The church at Rome was known for its obedience! We are to be well-versed and wise as to what is good, and innocent and guileless as to what is evil. We need wisdom to know what is good, because there are two kinds that are called good, but one of them is evil. The good that comes from the tree of life is good! There is no evil and no darkness in life! But the good that comes from the tree of the knowledge of good and evil is rooted in disobedience, and comes from our own choices. However, the good from the tree of life is rooted in obedience.
Jesus lived a life of obedience, and Satan was crushed under His feet. Obedience does away with disobedience! Satan has no power over us when we obey our Lord! Our life of obedience causes Satan to be crushed under our feet! Do we want to be wise? Obeying God rather than our own feelings is wisdom! This wisdom is from above, for Christ has become our wisdom. Satan, the author of disobedience and discord, will be crushed under our feet when we are true worshipers of the God of peace. The grace of our Lord Jesus Christ empowers us to overcome all evil!
Paul had already sent greetings from the Gentile churches. (v.16) He now sends greetings from some of his personal friends who are with him at the time of writing. (vv.21-23)
Paul regularly dictated his letters to a secretary, but Tertius is the only one whose name is known. (v.22)
Timothy is well-known in the letters. (v.21) He was like a son to the aging Paul. Jason may be the same Jason who was Paul's host in Thessalonica. (Acts 17:5-8) Lucius, Jason and Sosipater are grouped together as Paul's kinsmen. In Acts 20:4, a Sopater of Berea is mentioned as being one of Paul's travelling companions. The name Sopater is a variant of Sosipater; linguistically it is possible that they are the same person. The names, Sosipater and Erastus, have been found inscribed on a marble paving-block at Corinth, dating from this time. Erastus was the city treasurer at Corinth at that time, so it might even be that it his name.
"The grace of our Lord Jesus Christ be with you all. Amen." (v.24) This benediction is Paul's stamp of authenticity. It is a strong exhortation to avail ourselves of the grace of our Lord. All self-effort is futile!
"Now to Him who is able to establish you according to my gospel and the preaching of Jesus Christ, according to the revelation of the mystery which has been kept secret for long ages past, but now is manifested, and by the Scriptures of the prophets, according to the commandment of the eternal God, has been made known to all the nations, leading to obedience of faith; to the only wise God, through Jesus Christ, be the glory forever. Amen." (vv.25-27)

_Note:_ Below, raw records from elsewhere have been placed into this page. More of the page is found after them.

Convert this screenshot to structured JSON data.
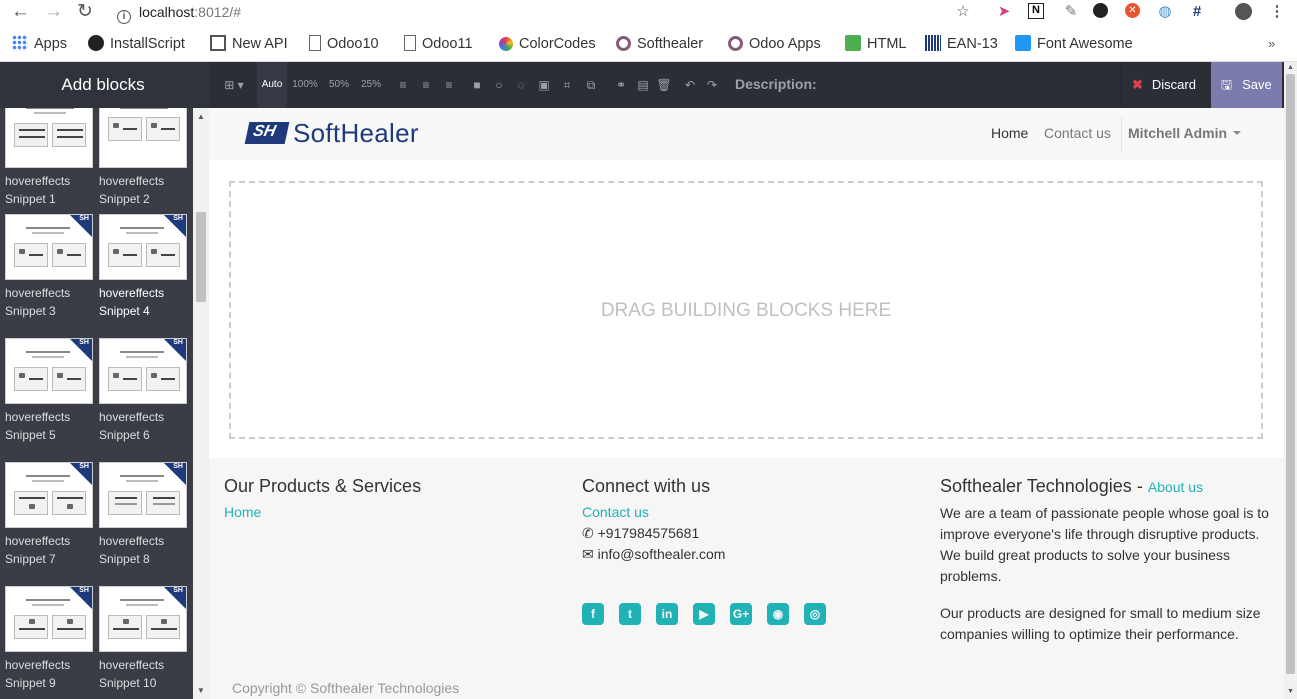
{
  "browser": {
    "url_host": "localhost",
    "url_rest": ":8012/#",
    "bookmarks": [
      {
        "label": "Apps",
        "icon": "apps-grid-icon",
        "color": "#4285f4"
      },
      {
        "label": "InstallScript",
        "icon": "github-icon",
        "color": "#222222"
      },
      {
        "label": "New API",
        "icon": "book-icon",
        "color": "#555555"
      },
      {
        "label": "Odoo10",
        "icon": "page-icon",
        "color": "#666666"
      },
      {
        "label": "Odoo11",
        "icon": "page-icon",
        "color": "#666666"
      },
      {
        "label": "ColorCodes",
        "icon": "color-wheel-icon",
        "color": "#e04040"
      },
      {
        "label": "Softhealer",
        "icon": "odoo-circle-icon",
        "color": "#875a7b"
      },
      {
        "label": "Odoo Apps",
        "icon": "odoo-circle-icon",
        "color": "#875a7b"
      },
      {
        "label": "HTML",
        "icon": "html-icon",
        "color": "#4caf50"
      },
      {
        "label": "EAN-13",
        "icon": "barcode-icon",
        "color": "#1f3a7a"
      },
      {
        "label": "Font Awesome",
        "icon": "flag-icon",
        "color": "#2196f3"
      }
    ]
  },
  "sidebar": {
    "title": "Add blocks",
    "blocks": [
      {
        "line1": "hovereffects",
        "line2": "Snippet 1"
      },
      {
        "line1": "hovereffects",
        "line2": "Snippet 2"
      },
      {
        "line1": "hovereffects",
        "line2": "Snippet 3"
      },
      {
        "line1": "hovereffects",
        "line2": "Snippet 4"
      },
      {
        "line1": "hovereffects",
        "line2": "Snippet 5"
      },
      {
        "line1": "hovereffects",
        "line2": "Snippet 6"
      },
      {
        "line1": "hovereffects",
        "line2": "Snippet 7"
      },
      {
        "line1": "hovereffects",
        "line2": "Snippet 8"
      },
      {
        "line1": "hovereffects",
        "line2": "Snippet 9"
      },
      {
        "line1": "hovereffects",
        "line2": "Snippet 10"
      }
    ],
    "badge": "SH"
  },
  "toolbar": {
    "sizes": [
      "Auto",
      "100%",
      "50%",
      "25%"
    ],
    "description_label": "Description:",
    "discard_label": "Discard",
    "save_label": "Save"
  },
  "site": {
    "logo_text": "SoftHealer",
    "logo_mark": "SH",
    "menu": {
      "home": "Home",
      "contact": "Contact us",
      "admin": "Mitchell Admin"
    },
    "dropzone_text": "DRAG BUILDING BLOCKS HERE"
  },
  "footer": {
    "col1": {
      "title": "Our Products & Services",
      "link": "Home"
    },
    "col2": {
      "title": "Connect with us",
      "link": "Contact us",
      "phone": "+917984575681",
      "email": "info@softhealer.com"
    },
    "col3": {
      "title": "Softhealer Technologies",
      "sep": " - ",
      "link": "About us",
      "p1": "We are a team of passionate people whose goal is to improve everyone's life through disruptive products. We build great products to solve your business problems.",
      "p2": "Our products are designed for small to medium size companies willing to optimize their performance."
    },
    "social": [
      "facebook-icon",
      "twitter-icon",
      "linkedin-icon",
      "youtube-icon",
      "google-plus-icon",
      "github-icon",
      "instagram-icon"
    ],
    "copyright": "Copyright © Softhealer Technologies"
  },
  "colors": {
    "accent": "#21b2b6",
    "brand": "#1f3a7a",
    "save": "#7c7bad",
    "sidebar": "#3a3d45"
  }
}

Paul's gospel was Jesus Christ! Paul had never seen the physical Jesus but he had received revelation of the spiritual Christ! He received spiritual sight when his physical eyes were blinded. The prophets had prophesied of the coming Messiah, but it remained a mystery to them because the Christ had not yet been manifested and the Holy Spirit had not yet been poured out. Unless the Lord opens our eyes, He will remain a mystery to us too. The revelation of this mystery brings us into a faith that demands obedience. If we say we have faith, but do not live in harmony with that faith, it is not faith.
What a blessing and comfort to know that God is able to establish us! This is all God's doing! He is the only wise God! In our spiritual growth, we recognize more and more the greatness of His wisdom and His way of doing things! Just as children often do not recognize the wisdom of their parents, so we often fail to recognize God's unsearchable wisdom! Our God is a God of righteousness, hope, patience, consolation, wisdom, joy, peace, love and grace! To Him be all honor and glory! Amen.